October 2009 Abstract Supplement
The 2009 ACR/ARHP Annual Scientific Meeting
Philadelphia October 16-21, 2009.
Towards Development of Fibromyalgia Responder Index: Identifying Responders Using Patients Global Assessment
Arnold1, Lesley M., Zlateva2, Gergana, Sadosky2, Alesia, Emir2, Birol, Whalen2, Ed, Scott3, Gayle
The Fibromyalgia (FM) Working Group of OMERACT is developing an FM responder index. Towards that objective, we conducted an analysis of pooled data from pregabalin fibromyalgia trials to determine what FM domains drive patients' perception of improvement.
Data from 3 double-blind, placebo-controlled trials of pregabalin monotherapy (1314 weeks) in FM conducted in North and South America, Europe, and Asia were pooled for this analysis. We analyzed changes in independent variables, including the Short-Form 36 (SF-36) health survey scale, Medical Outcomes Study (MOS) sleep scale, sleep quality score from the daily sleep diary, pain score from the daily pain diary, Fibromyalgia Impact Questionnaire (FIQ), and Multidimensional Assessment of Fatigue (MAF) as predictors of outcome on the dependent variable PGIC. Correlation analysis was used to assess the strength and direction of relationship between the independent variables and PGIC. Cluster analysis was conducted using Hoeffding's D similarity measure to identify dependencies or clustering among variables. Finally, a LASSO (least absolute shrinkage and selection operator) technique was used to derive rank order among the independent variables most highly related to changes in PGIC.
1664 patients were included in the intention-to-treat population of these pooled analyses. More than 90% were white women, and mean age was 49 years. In each of the treatment groups (pregabalin 300 mg/day, 450 mg/day, and placebo), improvement in PGIC at endpoint showed highest correlation with improvement in pain, fatigue, sleep, and work and physical function (0.4< r <0.6). Mood, emotional and social functioning generally had smaller correlation with PGIC (0.3 < r <0.4). When pooled, the combined treatment groups showed similarly moderate correlation between PGIC and pain, fatigue, sleep, and function. Cluster analysis identified 5 main clusters of symptoms in FM patients at endpoint: emotion, function, tiredness, pain, and sleep.

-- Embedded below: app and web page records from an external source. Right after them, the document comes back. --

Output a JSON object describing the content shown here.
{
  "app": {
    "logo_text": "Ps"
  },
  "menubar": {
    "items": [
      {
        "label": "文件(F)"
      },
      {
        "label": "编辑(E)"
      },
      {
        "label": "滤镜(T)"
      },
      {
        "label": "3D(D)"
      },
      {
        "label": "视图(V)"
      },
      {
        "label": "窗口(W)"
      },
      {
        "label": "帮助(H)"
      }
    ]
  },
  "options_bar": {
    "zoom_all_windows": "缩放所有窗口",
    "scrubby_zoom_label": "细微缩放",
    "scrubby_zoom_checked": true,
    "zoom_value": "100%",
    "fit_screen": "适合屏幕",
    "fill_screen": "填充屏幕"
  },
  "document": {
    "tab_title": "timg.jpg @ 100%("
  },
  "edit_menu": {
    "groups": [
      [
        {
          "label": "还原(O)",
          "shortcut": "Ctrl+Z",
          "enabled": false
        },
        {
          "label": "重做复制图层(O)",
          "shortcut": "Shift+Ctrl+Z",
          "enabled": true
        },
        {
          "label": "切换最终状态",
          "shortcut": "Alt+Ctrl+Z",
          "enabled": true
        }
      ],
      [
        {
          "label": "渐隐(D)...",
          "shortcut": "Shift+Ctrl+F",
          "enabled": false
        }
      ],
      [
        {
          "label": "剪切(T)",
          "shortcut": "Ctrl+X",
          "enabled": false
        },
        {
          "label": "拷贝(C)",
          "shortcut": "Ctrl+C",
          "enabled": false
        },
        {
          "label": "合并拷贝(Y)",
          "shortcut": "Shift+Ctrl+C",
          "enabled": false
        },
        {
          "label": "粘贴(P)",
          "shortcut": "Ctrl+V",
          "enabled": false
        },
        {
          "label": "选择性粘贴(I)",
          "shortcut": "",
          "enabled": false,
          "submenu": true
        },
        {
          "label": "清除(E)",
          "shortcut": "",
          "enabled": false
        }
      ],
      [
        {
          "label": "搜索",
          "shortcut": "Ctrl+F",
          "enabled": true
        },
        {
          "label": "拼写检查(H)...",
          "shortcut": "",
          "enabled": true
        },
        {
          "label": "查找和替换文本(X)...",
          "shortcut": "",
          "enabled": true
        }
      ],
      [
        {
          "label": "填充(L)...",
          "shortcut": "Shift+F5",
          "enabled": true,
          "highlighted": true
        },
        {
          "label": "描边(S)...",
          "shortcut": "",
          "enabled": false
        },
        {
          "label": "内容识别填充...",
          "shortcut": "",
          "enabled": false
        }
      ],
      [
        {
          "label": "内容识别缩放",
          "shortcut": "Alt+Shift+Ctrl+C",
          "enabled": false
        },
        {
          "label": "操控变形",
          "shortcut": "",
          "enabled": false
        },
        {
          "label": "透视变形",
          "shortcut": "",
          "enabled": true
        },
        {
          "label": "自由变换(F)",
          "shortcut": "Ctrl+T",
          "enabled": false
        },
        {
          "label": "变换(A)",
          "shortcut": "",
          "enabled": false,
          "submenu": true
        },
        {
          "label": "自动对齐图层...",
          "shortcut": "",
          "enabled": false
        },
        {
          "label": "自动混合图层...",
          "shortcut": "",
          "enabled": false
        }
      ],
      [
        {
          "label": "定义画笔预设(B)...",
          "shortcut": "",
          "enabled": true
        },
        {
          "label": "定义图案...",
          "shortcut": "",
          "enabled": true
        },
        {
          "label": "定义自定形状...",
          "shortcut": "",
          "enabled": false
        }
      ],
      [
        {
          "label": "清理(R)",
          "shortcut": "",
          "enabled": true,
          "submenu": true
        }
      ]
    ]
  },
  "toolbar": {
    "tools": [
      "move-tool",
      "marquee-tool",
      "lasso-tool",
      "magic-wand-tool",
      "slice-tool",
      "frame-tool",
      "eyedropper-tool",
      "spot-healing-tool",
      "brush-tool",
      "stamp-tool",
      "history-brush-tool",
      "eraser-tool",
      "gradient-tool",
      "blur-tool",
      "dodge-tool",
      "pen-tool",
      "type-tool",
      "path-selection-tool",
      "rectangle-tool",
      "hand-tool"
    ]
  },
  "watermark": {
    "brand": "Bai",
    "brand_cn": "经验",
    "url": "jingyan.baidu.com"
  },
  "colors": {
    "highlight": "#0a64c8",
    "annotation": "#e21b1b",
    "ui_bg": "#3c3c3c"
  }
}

LASSO analysis ranked 3 pain variables (pain diary score, FIQ Pain, and SF-36 Bodily Pain) as the most important variables explaining variability in PGIC, followed by MAF Global Fatigue Index, MOS Sleep Disturbance, FIQ Feel Good, SF-36 Vitality and FIQ Rested domains. LASSO results were similar by dose and across the pooled analysis.
Patients' response to FM treatment was driven by improvement of multiple domains. Pain, fatigue and sleep associate most strongly with improvement in PGIC. Physical and work-related function also correlate with patients overall assessment of improvement. These domains and their respective outcome measures can be used in the development of a responder index.
To cite this abstract, please use the following information:
Arnold, Lesley M., Zlateva, Gergana, Sadosky, Alesia, Emir, Birol, Whalen, Ed, Scott, Gayle; Towards Development of Fibromyalgia Responder Index: Identifying Responders Using Patients Global Assessment [abstract]. Arthritis Rheum 2009;60 Suppl 10 :1424